Today we continue our series of responses to Badgerdog writers’ poems and stories with “The Stormtrooper’s Satin,” by Zakary, a fourth grader at Metz Elementary. The tone of this poem, the darkness lurking, the conflict that ends in never going to the moon, is perfectly rendered in Amy Butcher’s recording.
The Stormtrooper’s Satin
The stormtrooper wears a satin dress and wants to be the man on the moon. He wants to know how it feels to be in space. But the problem is the government won’t let him be the man on the moon because the dress is so hideous. It’s purple and pink, and he’s kind of old (eighty-one) and wrinkly and very tall. The government tells him to take off the dress, and they’ll let him be the man on the moon. So he takes it off. But it grows back because it got so stuck to him because the dress thought he would look good in it. He gets so tired of it, he sets himself on fire. After the fire’s over, the dress finally comes off, but the stormtrooper’s dead! So there’s a funeral, and people, looking very curious, ask why he’s dead. They find out it’s because the government didn’t let him go to the moon.
Zakary, fourth grade, Metz Elementary School
Zakary was in a Badgerdog workshop during the 2010–2011 school year at Metz Elementary.

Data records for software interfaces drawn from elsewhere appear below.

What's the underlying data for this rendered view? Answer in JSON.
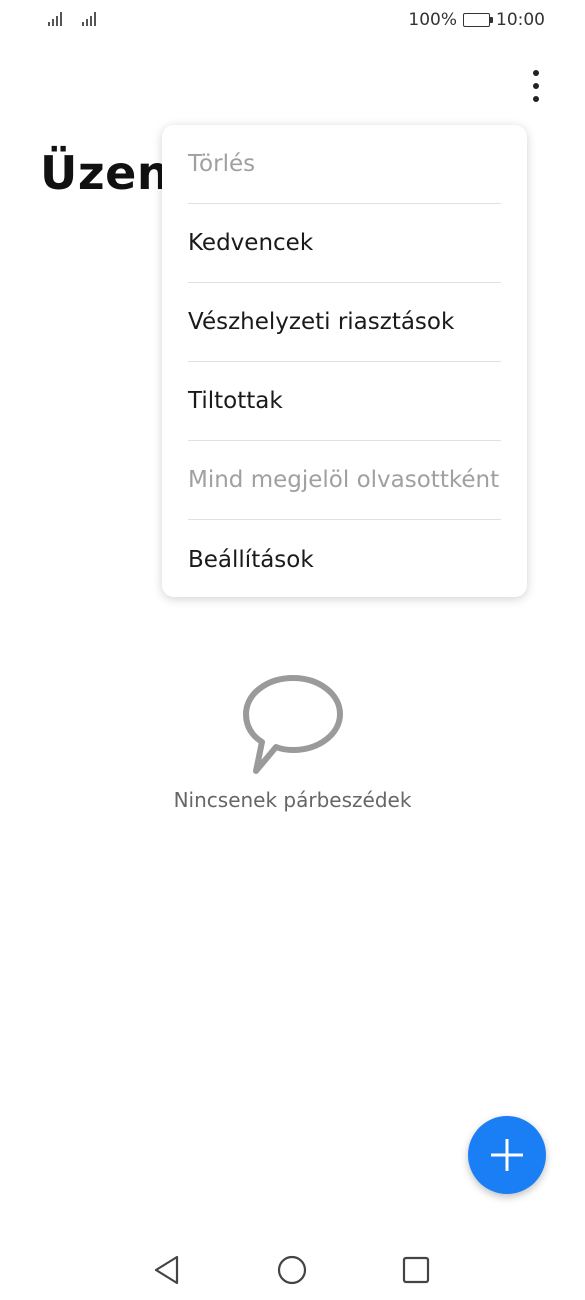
{
  "status_bar": {
    "battery_percent": "100%",
    "time": "10:00",
    "battery_level": 1.0
  },
  "header": {
    "title": "Üzene"
  },
  "menu": {
    "items": [
      {
        "label": "Törlés",
        "enabled": false
      },
      {
        "label": "Kedvencek",
        "enabled": true
      },
      {
        "label": "Vészhelyzeti riasztások",
        "enabled": true
      },
      {
        "label": "Tiltottak",
        "enabled": true
      },
      {
        "label": "Mind megjelöl olvasottként",
        "enabled": false
      },
      {
        "label": "Beállítások",
        "enabled": true
      }
    ]
  },
  "empty_state": {
    "icon": "speech-bubble-icon",
    "text": "Nincsenek párbeszédek"
  },
  "fab": {
    "icon": "plus-icon",
    "color": "#1a7ff5"
  },
  "nav": {
    "back_icon": "back-triangle-icon",
    "home_icon": "home-circle-icon",
    "recent_icon": "recent-square-icon"
  }
}
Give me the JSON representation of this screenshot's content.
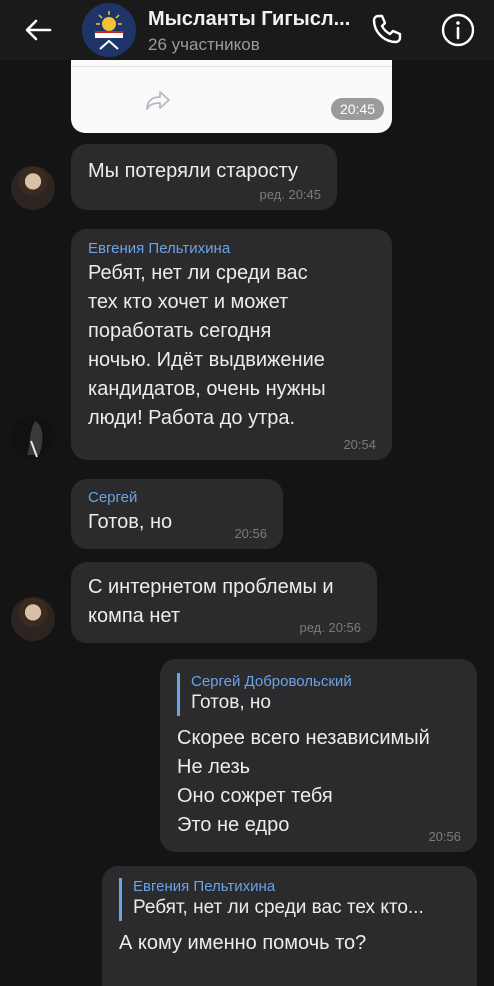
{
  "header": {
    "title": "Мысланты Гигысл...",
    "subtitle": "26 участников"
  },
  "messages": [
    {
      "ts": "20:45"
    },
    {
      "text": "Мы потеряли старосту",
      "time": "ред. 20:45"
    },
    {
      "sender": "Евгения Пельтихина",
      "lines": [
        "Ребят, нет ли среди вас",
        "тех кто хочет и может",
        "поработать сегодня",
        "ночью. Идёт выдвижение",
        "кандидатов, очень нужны",
        "люди! Работа до утра."
      ],
      "time": "20:54"
    },
    {
      "sender": "Сергей",
      "text": "Готов, но",
      "time": "20:56"
    },
    {
      "lines": [
        "С интернетом проблемы и",
        "компа нет"
      ],
      "time": "ред. 20:56"
    },
    {
      "quote_name": "Сергей Добровольский",
      "quote_text": "Готов, но",
      "lines": [
        "Скорее всего независимый",
        "Не лезь",
        "Оно сожрет тебя",
        "Это не едро"
      ],
      "time": "20:56"
    },
    {
      "quote_name": "Евгения Пельтихина",
      "quote_text": "Ребят, нет ли среди вас тех кто...",
      "text": "А кому именно помочь то?"
    }
  ]
}
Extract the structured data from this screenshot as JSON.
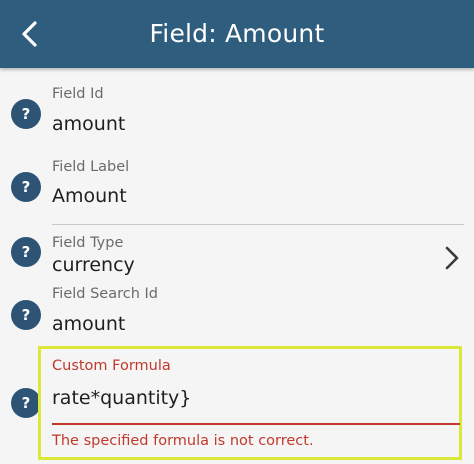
{
  "header": {
    "title": "Field: Amount",
    "back_icon": "chevron-left-icon",
    "background_color": "#2f5d7e"
  },
  "fields": [
    {
      "label": "Field Id",
      "value": "amount"
    },
    {
      "label": "Field Label",
      "value": "Amount"
    },
    {
      "label": "Field Type",
      "value": "currency"
    },
    {
      "label": "Field Search Id",
      "value": "amount"
    }
  ],
  "formula": {
    "label": "Custom Formula",
    "value": "rate*quantity}",
    "error": "The specified formula is not correct.",
    "error_color": "#c0392b",
    "highlight_color": "#dbe83a"
  },
  "help": {
    "glyph": "?",
    "icon": "help-icon"
  }
}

Amy Butcher is a recent graduate of the Nonfiction Writing Program at the University of Iowa and will join Colgate University this fall as the 2012–2013 Olive B. O’Connor fellow. She’s the managing editor for Defunct Magazine and her recent work has appeared or is forthcoming in the Indiana Review, the Colorado Review, Brevity and Hobart, among others.